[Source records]

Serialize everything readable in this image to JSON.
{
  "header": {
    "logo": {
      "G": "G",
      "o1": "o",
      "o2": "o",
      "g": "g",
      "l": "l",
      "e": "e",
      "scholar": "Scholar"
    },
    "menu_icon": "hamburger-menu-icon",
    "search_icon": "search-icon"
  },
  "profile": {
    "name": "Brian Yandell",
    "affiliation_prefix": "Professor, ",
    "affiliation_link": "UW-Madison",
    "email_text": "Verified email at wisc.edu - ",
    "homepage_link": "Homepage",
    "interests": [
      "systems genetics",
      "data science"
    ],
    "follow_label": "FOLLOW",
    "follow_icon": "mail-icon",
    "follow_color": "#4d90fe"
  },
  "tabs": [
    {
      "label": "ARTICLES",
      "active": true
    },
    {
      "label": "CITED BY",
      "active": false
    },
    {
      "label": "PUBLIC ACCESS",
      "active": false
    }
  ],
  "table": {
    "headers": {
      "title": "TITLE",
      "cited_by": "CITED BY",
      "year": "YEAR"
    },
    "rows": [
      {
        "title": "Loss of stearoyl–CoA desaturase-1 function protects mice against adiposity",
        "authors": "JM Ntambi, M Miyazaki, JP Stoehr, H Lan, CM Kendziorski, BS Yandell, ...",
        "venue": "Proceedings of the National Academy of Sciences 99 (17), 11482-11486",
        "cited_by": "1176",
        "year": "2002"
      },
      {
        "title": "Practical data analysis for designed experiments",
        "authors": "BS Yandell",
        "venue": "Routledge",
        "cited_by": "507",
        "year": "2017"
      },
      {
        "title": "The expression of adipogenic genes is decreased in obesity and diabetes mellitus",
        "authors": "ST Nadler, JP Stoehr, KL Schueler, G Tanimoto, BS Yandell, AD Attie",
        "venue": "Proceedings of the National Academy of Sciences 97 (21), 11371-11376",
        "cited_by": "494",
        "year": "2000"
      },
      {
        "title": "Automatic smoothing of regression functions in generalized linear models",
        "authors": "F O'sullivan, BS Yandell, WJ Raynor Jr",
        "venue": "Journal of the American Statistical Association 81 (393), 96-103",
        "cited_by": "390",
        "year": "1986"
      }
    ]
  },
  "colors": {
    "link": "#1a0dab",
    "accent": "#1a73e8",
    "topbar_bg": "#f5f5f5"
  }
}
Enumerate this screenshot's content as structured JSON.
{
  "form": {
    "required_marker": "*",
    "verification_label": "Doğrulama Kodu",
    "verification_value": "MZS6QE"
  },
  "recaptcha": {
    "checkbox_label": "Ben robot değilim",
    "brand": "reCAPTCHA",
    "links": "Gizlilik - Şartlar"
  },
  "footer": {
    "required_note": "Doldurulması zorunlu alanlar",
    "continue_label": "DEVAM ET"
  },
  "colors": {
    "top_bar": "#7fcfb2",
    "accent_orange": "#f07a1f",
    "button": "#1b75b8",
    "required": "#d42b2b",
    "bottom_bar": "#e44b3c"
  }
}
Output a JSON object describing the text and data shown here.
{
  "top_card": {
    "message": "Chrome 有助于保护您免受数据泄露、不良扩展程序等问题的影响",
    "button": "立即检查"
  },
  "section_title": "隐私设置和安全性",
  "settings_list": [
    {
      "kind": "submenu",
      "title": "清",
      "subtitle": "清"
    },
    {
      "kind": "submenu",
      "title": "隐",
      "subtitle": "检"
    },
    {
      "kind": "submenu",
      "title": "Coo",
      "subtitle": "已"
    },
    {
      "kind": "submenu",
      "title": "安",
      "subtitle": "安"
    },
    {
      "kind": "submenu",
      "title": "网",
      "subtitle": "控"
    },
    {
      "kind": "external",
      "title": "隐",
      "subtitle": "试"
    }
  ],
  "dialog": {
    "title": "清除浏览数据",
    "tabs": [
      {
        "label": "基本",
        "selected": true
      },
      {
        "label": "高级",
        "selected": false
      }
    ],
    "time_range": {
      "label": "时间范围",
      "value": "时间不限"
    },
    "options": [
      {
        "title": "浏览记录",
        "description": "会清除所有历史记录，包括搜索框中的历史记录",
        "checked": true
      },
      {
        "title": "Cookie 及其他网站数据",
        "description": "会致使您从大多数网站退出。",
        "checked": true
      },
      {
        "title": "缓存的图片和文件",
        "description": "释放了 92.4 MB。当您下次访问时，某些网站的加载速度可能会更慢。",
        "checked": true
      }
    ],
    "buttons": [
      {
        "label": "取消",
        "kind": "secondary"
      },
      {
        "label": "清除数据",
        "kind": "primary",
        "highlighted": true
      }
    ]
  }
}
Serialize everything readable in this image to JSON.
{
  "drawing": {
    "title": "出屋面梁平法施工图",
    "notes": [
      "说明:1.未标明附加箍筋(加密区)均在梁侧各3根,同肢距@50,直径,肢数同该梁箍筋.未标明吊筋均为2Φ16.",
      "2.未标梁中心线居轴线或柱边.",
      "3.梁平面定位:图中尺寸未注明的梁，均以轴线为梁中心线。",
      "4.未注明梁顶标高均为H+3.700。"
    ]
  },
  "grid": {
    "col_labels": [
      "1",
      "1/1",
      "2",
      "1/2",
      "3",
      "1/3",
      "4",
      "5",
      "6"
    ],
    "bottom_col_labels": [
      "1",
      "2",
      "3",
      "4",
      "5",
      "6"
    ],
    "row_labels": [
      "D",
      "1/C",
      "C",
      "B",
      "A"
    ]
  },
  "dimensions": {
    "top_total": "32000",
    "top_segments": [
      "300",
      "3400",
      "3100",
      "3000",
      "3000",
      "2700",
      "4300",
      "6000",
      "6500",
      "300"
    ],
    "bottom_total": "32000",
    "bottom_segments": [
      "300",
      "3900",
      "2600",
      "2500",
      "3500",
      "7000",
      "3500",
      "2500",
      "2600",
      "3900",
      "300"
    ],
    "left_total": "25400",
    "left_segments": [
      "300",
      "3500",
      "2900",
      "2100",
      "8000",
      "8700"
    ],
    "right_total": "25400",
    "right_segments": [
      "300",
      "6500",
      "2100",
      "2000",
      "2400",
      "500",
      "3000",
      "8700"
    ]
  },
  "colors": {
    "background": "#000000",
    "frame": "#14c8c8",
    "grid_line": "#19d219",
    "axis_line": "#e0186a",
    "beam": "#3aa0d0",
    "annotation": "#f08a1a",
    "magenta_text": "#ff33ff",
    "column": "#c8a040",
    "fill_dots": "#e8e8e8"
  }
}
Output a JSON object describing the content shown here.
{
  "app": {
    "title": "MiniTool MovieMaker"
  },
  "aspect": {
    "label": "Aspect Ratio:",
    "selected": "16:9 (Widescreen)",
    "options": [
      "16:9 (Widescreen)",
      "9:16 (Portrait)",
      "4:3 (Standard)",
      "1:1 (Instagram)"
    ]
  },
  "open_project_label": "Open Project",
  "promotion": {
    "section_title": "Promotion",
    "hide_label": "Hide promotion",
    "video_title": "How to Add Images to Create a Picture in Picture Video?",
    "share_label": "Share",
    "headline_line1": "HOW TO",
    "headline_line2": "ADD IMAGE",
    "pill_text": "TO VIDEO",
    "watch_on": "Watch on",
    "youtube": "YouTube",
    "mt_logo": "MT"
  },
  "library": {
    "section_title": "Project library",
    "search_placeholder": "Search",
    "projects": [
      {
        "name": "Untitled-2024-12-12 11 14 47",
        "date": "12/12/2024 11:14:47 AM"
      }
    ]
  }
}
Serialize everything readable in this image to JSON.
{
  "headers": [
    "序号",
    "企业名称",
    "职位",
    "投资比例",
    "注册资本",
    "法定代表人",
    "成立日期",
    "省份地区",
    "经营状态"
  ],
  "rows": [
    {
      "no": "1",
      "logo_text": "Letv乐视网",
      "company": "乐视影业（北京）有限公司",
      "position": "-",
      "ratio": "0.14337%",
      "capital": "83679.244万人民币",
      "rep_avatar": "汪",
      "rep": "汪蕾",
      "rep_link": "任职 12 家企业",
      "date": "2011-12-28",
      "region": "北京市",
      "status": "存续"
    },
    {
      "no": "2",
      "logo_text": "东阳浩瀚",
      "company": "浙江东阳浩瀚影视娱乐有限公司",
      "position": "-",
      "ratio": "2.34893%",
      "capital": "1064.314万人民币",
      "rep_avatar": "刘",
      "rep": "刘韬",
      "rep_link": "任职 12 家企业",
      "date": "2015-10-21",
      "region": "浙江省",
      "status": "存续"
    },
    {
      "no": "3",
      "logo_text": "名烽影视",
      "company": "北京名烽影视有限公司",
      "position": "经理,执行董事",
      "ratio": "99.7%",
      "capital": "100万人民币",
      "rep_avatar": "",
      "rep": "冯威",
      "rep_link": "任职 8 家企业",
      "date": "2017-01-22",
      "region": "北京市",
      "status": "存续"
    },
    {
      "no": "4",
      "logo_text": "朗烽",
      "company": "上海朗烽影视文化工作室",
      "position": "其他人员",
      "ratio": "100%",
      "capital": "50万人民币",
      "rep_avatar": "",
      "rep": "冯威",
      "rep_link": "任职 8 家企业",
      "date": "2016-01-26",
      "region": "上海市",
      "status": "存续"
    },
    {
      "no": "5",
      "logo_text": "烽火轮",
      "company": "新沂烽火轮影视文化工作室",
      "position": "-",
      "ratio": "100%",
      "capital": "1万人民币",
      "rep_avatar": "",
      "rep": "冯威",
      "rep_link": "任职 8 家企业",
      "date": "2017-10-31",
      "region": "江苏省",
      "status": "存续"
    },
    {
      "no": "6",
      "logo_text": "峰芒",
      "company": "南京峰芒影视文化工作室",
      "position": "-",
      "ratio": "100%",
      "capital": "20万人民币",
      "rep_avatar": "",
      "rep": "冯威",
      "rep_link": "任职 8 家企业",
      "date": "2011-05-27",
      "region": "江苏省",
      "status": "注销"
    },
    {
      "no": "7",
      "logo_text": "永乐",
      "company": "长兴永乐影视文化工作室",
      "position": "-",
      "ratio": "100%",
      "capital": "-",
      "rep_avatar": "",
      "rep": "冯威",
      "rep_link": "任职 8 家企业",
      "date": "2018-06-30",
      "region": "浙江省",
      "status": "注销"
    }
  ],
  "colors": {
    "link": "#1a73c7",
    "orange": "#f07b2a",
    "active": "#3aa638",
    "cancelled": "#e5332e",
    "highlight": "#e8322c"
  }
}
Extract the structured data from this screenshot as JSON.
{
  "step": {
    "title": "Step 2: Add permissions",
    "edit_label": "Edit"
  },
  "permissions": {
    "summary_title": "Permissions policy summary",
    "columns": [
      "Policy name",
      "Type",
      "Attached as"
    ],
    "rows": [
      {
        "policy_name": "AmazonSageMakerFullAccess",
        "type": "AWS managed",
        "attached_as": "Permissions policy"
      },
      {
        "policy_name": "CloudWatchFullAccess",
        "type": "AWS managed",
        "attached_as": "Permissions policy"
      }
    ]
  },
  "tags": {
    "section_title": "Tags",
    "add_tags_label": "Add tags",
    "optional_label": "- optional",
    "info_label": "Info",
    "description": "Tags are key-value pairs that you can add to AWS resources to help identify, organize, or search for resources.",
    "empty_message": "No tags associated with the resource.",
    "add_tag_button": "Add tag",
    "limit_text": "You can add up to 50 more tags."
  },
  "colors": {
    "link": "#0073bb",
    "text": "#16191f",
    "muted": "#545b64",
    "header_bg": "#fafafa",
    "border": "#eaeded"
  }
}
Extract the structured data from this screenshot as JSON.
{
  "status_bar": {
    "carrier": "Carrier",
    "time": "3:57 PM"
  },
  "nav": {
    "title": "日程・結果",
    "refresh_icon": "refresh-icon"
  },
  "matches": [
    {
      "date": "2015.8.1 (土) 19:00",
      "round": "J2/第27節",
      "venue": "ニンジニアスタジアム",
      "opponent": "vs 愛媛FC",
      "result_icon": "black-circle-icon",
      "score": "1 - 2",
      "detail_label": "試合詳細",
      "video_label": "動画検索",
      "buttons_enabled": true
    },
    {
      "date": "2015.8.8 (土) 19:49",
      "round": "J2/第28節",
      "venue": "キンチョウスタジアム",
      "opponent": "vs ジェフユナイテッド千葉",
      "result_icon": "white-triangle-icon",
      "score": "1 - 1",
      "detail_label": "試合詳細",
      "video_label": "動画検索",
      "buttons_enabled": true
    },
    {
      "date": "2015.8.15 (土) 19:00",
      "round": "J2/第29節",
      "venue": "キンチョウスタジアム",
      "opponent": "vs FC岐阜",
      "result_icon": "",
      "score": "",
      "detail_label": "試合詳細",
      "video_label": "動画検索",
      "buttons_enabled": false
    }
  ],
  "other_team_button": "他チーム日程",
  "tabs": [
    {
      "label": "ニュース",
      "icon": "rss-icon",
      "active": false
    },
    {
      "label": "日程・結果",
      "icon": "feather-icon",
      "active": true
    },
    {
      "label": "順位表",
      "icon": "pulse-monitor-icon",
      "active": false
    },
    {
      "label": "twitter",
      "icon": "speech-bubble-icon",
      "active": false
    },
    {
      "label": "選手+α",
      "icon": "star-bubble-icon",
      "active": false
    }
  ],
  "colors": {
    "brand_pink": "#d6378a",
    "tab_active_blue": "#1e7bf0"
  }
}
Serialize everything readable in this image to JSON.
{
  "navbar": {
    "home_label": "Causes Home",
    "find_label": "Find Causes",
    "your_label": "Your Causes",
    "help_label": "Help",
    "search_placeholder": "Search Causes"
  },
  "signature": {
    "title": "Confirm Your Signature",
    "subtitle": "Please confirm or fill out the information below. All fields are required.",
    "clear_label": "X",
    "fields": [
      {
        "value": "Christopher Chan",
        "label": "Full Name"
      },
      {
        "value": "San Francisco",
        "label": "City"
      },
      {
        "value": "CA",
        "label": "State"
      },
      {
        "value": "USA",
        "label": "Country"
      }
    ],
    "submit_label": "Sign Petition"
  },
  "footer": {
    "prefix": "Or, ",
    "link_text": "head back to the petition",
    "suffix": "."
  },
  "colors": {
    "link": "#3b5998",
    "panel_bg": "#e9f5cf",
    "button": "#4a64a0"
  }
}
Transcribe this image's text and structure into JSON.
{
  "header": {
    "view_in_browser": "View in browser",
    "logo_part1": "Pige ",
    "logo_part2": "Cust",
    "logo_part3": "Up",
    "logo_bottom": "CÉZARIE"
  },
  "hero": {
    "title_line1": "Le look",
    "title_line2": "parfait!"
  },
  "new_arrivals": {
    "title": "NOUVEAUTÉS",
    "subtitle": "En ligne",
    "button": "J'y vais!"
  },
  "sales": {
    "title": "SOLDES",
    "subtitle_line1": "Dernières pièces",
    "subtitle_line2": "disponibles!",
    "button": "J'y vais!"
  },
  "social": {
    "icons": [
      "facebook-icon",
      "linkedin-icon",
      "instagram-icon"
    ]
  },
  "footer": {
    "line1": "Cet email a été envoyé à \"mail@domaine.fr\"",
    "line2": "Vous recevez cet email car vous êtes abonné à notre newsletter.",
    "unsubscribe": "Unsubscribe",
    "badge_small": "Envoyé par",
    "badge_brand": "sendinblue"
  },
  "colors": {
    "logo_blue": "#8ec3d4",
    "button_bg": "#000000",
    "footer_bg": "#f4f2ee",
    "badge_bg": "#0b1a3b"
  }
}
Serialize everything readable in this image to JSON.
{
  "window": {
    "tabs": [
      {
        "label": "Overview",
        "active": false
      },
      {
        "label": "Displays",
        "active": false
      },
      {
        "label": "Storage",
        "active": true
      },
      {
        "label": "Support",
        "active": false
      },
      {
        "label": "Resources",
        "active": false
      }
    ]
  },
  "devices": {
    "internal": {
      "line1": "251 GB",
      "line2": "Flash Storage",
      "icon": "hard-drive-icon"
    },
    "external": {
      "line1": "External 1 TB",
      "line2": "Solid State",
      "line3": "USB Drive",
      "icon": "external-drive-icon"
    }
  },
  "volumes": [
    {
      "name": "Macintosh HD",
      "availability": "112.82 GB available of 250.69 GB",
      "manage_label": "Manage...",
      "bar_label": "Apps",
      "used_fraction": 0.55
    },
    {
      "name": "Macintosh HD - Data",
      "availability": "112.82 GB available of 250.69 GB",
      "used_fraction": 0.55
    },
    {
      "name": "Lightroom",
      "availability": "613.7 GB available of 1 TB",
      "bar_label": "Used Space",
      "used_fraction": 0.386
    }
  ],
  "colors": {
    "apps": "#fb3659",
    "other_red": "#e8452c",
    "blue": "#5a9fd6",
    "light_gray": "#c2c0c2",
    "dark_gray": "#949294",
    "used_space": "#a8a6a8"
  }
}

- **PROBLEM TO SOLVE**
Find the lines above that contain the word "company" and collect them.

- **ANSWER AREA**
      "company": "乐视影业（北京）有限公司",
      "company": "浙江东阳浩瀚影视娱乐有限公司",
      "company": "北京名烽影视有限公司",
      "company": "上海朗烽影视文化工作室",
      "company": "新沂烽火轮影视文化工作室",
      "company": "南京峰芒影视文化工作室",
      "company": "长兴永乐影视文化工作室",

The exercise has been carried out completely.